Page and application data records
BEGIN
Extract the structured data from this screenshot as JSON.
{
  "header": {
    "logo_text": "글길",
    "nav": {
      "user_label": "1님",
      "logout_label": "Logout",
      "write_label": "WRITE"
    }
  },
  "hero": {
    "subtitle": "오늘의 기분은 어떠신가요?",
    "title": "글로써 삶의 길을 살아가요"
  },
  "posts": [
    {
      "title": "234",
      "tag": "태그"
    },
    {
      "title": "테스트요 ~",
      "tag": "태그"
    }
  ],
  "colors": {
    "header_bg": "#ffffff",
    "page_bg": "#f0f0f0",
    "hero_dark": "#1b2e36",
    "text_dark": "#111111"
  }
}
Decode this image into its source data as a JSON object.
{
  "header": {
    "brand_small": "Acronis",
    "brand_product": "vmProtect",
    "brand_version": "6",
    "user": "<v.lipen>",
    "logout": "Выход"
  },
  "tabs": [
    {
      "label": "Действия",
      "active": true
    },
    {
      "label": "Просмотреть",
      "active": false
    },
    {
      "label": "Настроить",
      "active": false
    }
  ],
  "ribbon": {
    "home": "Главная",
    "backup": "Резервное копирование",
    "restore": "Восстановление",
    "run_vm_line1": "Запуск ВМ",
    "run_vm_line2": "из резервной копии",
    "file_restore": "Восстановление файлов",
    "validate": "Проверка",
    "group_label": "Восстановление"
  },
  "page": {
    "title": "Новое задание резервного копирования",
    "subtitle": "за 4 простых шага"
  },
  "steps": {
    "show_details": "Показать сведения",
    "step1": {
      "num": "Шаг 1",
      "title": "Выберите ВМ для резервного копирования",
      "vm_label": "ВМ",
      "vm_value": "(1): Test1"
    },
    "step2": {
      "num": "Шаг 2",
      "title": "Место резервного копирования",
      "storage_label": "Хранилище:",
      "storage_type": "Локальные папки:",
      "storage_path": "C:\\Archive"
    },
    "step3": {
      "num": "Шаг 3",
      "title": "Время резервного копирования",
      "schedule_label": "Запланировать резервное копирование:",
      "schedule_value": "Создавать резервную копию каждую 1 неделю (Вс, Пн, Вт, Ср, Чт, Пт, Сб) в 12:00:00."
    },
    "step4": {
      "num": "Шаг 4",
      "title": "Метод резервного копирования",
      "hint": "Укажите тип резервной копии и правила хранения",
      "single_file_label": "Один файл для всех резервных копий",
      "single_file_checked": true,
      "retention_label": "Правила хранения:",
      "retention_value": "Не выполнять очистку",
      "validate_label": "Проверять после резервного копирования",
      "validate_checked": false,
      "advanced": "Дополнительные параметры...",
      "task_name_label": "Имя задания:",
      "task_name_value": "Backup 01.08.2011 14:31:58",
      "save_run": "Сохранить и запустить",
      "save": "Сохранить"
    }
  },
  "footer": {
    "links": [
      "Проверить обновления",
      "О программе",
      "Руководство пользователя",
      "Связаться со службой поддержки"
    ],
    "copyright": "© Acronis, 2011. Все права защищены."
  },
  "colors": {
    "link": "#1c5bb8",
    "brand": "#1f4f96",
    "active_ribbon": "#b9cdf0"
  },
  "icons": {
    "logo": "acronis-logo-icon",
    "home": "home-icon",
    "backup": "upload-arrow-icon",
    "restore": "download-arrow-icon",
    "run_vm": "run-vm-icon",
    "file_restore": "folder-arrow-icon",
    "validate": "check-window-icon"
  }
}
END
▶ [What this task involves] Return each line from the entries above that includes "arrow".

▶ [Answer below]
    "backup": "upload-arrow-icon",
    "restore": "download-arrow-icon",
    "file_restore": "folder-arrow-icon",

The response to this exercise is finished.